"I still recruit that way," said the Lobo coach. "I'm never just going to fly in and just see a player in Dallas. I'll also be looking at a guy in Lubbock or Amarillo or Altus, Oklahoma or Sherman, Texas or maybe McKinney Texas. I'll get to the guy in Dallas, but there are other stops to make."
Road trips - and road stories - are a part of Birmingham's life. He can tell you the story of hauling borrowed oil pipe on a borrowed trailer and looking out his truck window and seeing the trailer passing him on the right. He can tell you of the time he set himself on fire while welding some bleachers.
Or the time his "yellow-dog" bus broke down on the way to play Texas and after the team meal, paid for on a Phillip's 66 credit card, the players had to push the bus to get it started and then jump on the moving vehicle. "The two fat catchers didn't make it on," said Birmingham. "So, we had to pull over and push it again with them onboard. Those times were fun."
Birmingham signed another T-Bird after giving him a tryout in an alley behind the kid's house. "The kid throws a breaking ball into the dirt and I got a bad hop in a bad spot," said Birmingham. "I had to finish my trip leaning to one side when I drove. But I got the kid."
Birmingham got a lot of good kids at NMJC. He won a lot of games, too, about 80 perent. The success Birmingham had at NMJC has few parallels in JC ball. He posted 22 wins his first season and then rolled out 17 straight winning seasons with 15 nationally-ranked squads. His T-Birds were national champions in 2005 and national runners-up in 2007.
It was the University of New Mexico's turn to take notice. But would the Lobos take a chance on a JC coach or follow the trend of looking at the D-I level to find a future?
The answer is history.

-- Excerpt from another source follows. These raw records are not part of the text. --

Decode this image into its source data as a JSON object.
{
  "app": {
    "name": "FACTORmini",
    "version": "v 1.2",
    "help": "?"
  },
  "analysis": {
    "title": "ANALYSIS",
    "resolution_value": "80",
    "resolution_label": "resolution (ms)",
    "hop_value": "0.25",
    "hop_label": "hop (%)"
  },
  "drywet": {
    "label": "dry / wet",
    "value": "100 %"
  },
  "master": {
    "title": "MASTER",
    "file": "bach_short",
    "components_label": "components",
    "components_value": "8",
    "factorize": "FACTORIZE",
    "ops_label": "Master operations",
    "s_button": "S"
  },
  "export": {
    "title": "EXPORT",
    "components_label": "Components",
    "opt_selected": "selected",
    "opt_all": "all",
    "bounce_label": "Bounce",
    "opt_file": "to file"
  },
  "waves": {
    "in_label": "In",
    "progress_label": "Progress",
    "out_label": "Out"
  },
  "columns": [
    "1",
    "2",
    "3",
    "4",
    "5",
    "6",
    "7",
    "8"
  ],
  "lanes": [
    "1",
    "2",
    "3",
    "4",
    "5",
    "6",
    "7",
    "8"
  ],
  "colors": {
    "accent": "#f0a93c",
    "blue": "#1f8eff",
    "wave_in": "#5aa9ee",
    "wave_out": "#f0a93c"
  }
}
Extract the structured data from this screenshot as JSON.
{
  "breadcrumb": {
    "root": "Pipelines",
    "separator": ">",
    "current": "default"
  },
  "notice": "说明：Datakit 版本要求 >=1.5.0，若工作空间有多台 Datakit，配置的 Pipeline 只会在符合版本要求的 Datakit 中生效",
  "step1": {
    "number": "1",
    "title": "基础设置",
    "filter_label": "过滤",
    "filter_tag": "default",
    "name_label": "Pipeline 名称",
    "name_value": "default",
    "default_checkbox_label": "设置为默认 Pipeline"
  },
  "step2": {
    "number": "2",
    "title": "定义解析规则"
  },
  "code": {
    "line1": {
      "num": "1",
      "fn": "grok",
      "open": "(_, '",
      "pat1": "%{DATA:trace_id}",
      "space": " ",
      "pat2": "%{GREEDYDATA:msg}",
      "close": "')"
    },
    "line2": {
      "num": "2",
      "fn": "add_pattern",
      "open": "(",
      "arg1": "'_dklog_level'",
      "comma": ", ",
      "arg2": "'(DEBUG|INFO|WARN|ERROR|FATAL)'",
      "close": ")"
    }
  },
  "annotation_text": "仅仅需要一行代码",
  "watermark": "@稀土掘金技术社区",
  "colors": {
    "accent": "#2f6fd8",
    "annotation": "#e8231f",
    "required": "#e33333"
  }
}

The Lobos, influenced by Birmingham's passion, work ethic and success, took a shot with the JC coach from the Southeast corner of New Mexico.
It was a move that paid off. Birmingham has produced All-Mountain West players, All-MWC Academic selections, MWC Players of The Year, national batting champions (team and individual), Major League players, and 30-plus win seasons as a Lobo.
He also knocked down a door seeming sealed shut when his Lobos pushed their way into the 2010 NCAA bracket. It was a door that had been slammed in the Lobos' face for 48 straight seasons of frustration.
"We got there because a lot of Lobos who never got there believed that it was possible," said Birmingham. "We also got there because we had a bunch of blue-collar Lobos commit to a dream.
"It was a statement about New Mexico and Albuquerque and a lot of people rallying around a belief. In Hobbs, you learned how important it was when a community made a commitment to something. At the University of New Mexico, one of the most important things that can happen is for the whole state to make a commitment."
At New Mexico, Birmingham is looking at another field in need of work and the plans for a renovated Lobo Field are not far away from a welder's torch. Birmingham might be one of the guy wearing a welder's mask.
When Birmingham's Field of Dreams was built at NMJC, Birmingham's program became one of the best in JC ball. He has similar plans for his Lobos.
"Baseball, this state, the University of New Mexico, and the New Mexico athlete are passions for me," said Birmingham. "I didn't come here with a dream that New Mexico could go to a level it had never reached before. I came here knowing that can happen.
"I grew up listening to talk-down about New Mexico and New Mexico athletes and that challenge to prove those people wrong has always been inside me. I didn't come to UNM to play .500 ball and not take any chances or not make any noise. We're here shooting for the moon."
The moon is an old friend of Ray's. He played under it long ago in Hobbs when the sun had deserted him. Maybe it was something to look at when he dreamed. Or maybe all he ever needed was that patch of baseball dirt beneath his feet and somebody telling him it wasn't going to be easy.
Editor's Note: Richard Stevens is a former Sports Columnist and Associate Sports Editor for The Albuquerque Tribune. You can reach him at firstname.lastname@example.org.